Regional impact of large-scale climate oscillations on ice out variability in New Brunswick and Maine, a study published on the PeerJ, did a retrospective evaluating the impact of this factor in these two countries on the north Atlantic coast.
The researchers explained: "Four relatively closely spaced lakes in southwestern New Brunswick (Harvey, Oromocto, Skiff) and eastern Maine (West Grand Lake), with the longest set of available observations being for Oromocto Lake starting in 1876.
Results of a coherence analysis carried out on the ice out data from the four lakes indicates that there is regional coherence and correspondingly, that regional drivers influence ice out. These results also indicate that ice out dates for lakes from the region where records have not been kept can also be interpolated from these results.
As the ice out record was coherent, further analysis was done for only Oromocto Lake on the basis of it having the longest ice out record.Cross-wavelet analysis was carried out between the ice out record and a variety of cyclic climate teleconnections and the sunspot record to identify which phenomena best explain the observed ice out trends.
The most important observed contributors to ice out were the North Atlantic Oscillation (NAO) and the El Niño Southern Oscillation (ENSO), with observed periodicities at the interannual scale . At the decadal scale the Pacific Decadal Oscillation (PDO) and the 11-year solar cycle were the only patterns observed to significantly contribute to ice out." The climate of Maine (which straddles the 45th parallel) is distinctly continental but also influenced by the Atlantic Ocean which washes its coasts to the south.
The Köppen climate classification places this state, the easternmost of the USA and on the border with Canada, in the Dfb climate belt, i.e. among the cold climates of the middle latitudes, i.e. with the coldest month with average temperatures below -3 °C but with averages of the hottest month with values above 10 °C, with abundant rainfall in all months and with a hot but not very hot summer and therefore with no month with average values above 22 °C.
More generally, the position of Maine, between the extensive North American continental mass to the west and the vast ocean to the east, produces a hybrid climate: strong temperature variations between summer and winter, accentuated absolute thermal extremes, abundant snowfalls and rains, sustained ventilation, frequent storms-storms, frequent weather variability.
Maine experiences heavy snowfall during the colder months but snow is also not uncommon in late fall and early spring.
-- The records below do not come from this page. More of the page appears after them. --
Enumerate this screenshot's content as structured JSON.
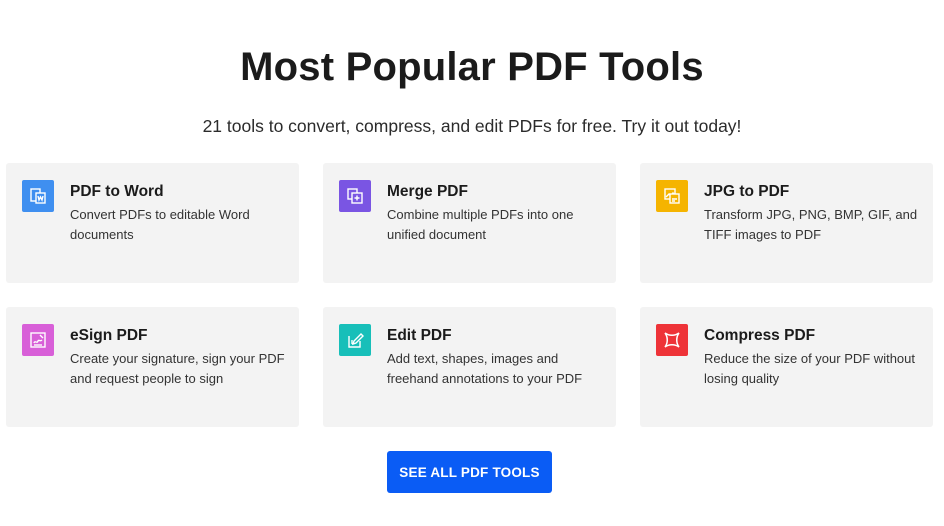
{
  "header": {
    "title": "Most Popular PDF Tools",
    "subtitle": "21 tools to convert, compress, and edit PDFs for free. Try it out today!"
  },
  "tools": [
    {
      "name": "PDF to Word",
      "description": "Convert PDFs to editable Word documents",
      "icon": "pdf-to-word-icon",
      "color": "#3f8ff0"
    },
    {
      "name": "Merge PDF",
      "description": "Combine multiple PDFs into one unified document",
      "icon": "merge-pdf-icon",
      "color": "#7a55e3"
    },
    {
      "name": "JPG to PDF",
      "description": "Transform JPG, PNG, BMP, GIF, and TIFF images to PDF",
      "icon": "jpg-to-pdf-icon",
      "color": "#f5b400"
    },
    {
      "name": "eSign PDF",
      "description": "Create your signature, sign your PDF and request people to sign",
      "icon": "esign-pdf-icon",
      "color": "#d85fd8"
    },
    {
      "name": "Edit PDF",
      "description": "Add text, shapes, images and freehand annotations to your PDF",
      "icon": "edit-pdf-icon",
      "color": "#17bfb9"
    },
    {
      "name": "Compress PDF",
      "description": "Reduce the size of your PDF without losing quality",
      "icon": "compress-pdf-icon",
      "color": "#ee3338"
    }
  ],
  "cta": {
    "label": "SEE ALL PDF TOOLS",
    "color": "#0a5cf5"
  }
}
Despite the higher temperatures, the snowpack tends to be more abundant, due to the higher rainfall, along the coastal areas.
(Portland on the sea has an annual average of 283 cm while the inland Caribou stops at 179 cm) but in the latter regions of Maine the snow on the ground lasts more days arrives earlier and melts later than in the coastal areas.
The region is often affected by violent storms and Atlantic blizzards with winds that can exceed 100 km/h (rarely some hurricanes or tropical storms coming from the southern areas of the USA can hit or graze this northern state) while in winter they are not rare, especially inside, blizzards, rains and freezing fogs and ice storms that block traffic, leave some communities in the dark and slow down commercial activities. Fogs are frequent especially in summer and along the coastal areas.